Authors: Robert S. Nason and J. Bothello
Publication: Academy of Management Review, Forthcoming

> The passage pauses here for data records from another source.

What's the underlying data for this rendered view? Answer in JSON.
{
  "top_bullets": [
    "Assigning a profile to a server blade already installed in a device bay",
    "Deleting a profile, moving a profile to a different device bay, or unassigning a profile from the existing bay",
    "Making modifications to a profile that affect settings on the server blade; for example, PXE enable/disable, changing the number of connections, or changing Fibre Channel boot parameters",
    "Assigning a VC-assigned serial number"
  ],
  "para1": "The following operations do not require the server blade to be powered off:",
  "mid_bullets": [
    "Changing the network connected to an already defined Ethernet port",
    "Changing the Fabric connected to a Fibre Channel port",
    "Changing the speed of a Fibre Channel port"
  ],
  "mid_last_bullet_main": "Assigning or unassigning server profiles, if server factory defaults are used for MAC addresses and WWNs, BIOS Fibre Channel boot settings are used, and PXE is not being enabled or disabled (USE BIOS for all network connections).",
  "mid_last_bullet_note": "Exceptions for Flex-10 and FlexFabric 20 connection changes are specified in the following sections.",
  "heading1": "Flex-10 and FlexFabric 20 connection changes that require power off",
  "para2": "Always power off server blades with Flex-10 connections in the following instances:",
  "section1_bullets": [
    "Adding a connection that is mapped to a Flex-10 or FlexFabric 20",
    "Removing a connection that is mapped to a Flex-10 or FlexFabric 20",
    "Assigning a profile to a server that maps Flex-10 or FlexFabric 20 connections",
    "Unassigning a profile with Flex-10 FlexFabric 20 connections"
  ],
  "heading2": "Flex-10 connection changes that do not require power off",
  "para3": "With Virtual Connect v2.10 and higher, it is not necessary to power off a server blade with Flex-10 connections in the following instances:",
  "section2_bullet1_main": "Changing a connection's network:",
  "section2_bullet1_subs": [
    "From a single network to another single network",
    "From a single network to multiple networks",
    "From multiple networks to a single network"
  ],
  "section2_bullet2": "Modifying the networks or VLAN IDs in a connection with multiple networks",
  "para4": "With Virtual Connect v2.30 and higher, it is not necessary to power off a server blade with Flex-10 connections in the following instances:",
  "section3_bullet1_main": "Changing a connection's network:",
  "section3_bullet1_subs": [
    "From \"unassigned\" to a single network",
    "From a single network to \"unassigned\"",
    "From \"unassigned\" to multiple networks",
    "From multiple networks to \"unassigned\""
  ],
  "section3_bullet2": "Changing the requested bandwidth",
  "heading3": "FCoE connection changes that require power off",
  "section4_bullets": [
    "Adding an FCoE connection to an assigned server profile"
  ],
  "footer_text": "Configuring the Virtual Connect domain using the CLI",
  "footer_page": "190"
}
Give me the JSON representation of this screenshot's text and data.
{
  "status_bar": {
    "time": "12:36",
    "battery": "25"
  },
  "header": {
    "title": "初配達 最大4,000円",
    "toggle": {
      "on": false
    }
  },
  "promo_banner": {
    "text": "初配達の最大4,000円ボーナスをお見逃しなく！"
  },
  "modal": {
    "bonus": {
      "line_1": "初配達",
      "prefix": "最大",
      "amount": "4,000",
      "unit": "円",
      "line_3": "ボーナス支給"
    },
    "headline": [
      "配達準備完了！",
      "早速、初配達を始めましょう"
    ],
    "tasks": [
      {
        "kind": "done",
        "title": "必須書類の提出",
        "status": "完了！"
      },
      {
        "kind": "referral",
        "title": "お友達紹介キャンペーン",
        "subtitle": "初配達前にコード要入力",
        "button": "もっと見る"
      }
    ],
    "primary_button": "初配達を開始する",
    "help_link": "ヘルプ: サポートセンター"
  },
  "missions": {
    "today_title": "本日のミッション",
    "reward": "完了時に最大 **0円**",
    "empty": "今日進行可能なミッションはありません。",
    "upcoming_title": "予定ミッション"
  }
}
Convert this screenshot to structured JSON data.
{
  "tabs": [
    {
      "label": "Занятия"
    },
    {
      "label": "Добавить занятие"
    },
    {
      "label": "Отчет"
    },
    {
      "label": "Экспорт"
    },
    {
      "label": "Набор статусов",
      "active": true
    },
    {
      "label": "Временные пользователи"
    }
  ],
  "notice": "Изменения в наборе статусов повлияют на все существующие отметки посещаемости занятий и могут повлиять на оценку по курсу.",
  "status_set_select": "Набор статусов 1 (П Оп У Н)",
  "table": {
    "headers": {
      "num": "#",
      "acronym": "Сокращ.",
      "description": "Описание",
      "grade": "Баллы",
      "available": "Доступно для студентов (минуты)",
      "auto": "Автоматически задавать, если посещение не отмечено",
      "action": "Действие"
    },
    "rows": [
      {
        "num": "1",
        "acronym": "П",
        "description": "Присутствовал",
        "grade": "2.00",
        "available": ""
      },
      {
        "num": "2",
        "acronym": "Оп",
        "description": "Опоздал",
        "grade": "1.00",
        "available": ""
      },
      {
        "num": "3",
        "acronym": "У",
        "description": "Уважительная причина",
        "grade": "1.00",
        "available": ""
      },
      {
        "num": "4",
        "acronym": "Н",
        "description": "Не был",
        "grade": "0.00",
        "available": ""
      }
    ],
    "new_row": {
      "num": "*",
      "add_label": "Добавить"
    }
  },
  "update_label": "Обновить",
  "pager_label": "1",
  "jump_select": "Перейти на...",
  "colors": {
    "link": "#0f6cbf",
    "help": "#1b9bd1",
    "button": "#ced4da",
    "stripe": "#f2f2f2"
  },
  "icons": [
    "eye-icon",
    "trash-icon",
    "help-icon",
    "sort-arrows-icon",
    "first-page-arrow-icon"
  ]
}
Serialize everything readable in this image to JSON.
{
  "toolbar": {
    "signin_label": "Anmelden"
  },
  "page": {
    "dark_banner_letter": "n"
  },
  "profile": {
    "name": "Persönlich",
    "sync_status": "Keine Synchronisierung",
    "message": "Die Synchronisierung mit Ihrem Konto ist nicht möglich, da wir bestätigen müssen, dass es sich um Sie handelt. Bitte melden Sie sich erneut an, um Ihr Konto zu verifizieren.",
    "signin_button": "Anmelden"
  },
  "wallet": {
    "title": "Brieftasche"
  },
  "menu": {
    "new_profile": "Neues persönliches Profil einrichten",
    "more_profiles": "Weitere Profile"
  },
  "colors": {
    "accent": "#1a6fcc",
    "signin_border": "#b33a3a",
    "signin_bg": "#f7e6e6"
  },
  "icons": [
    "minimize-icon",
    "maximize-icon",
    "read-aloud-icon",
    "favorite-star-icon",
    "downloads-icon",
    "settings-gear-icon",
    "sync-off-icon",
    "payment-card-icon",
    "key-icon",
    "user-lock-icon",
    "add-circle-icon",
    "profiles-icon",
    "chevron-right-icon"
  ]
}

Entrepreneurship scholars often lament the lack of economic growth in contexts of poverty and informality. We propose that this dismal assessment, as well as subsequent prescriptions to address it, flow from a narrow epistemological approach to informality based on absence, where the lack of (Western) market-supporting legal and regulatory institutions explain missing economic growth at the firm level. In contrast, we build a theoretical approach grounded in presence, proposing that a more comprehensive incorporation of existing institutions may reveal less visible, individual level types of entrepreneurial growth occurring in informal economies. To do so, we conceptualize informal economies as institutional interfaces built of “bits and pieces” from market and non-market institutions. We propose that the configuration of these interfaces influences the cultural toolkits of inhabitant entrepreneurs, which in turn shapes how they grow in an informal economy. Specifically, we link three dimensions of institutional complexity at the institutional interface (jurisdictional influence, fragmentation, and incompatibility) to three types of growth (direct, dispersed, and disguised) that vary in terms of visibility. Our theory animates understanding of diverse informal economies and the entrepreneurial activity that exists within them.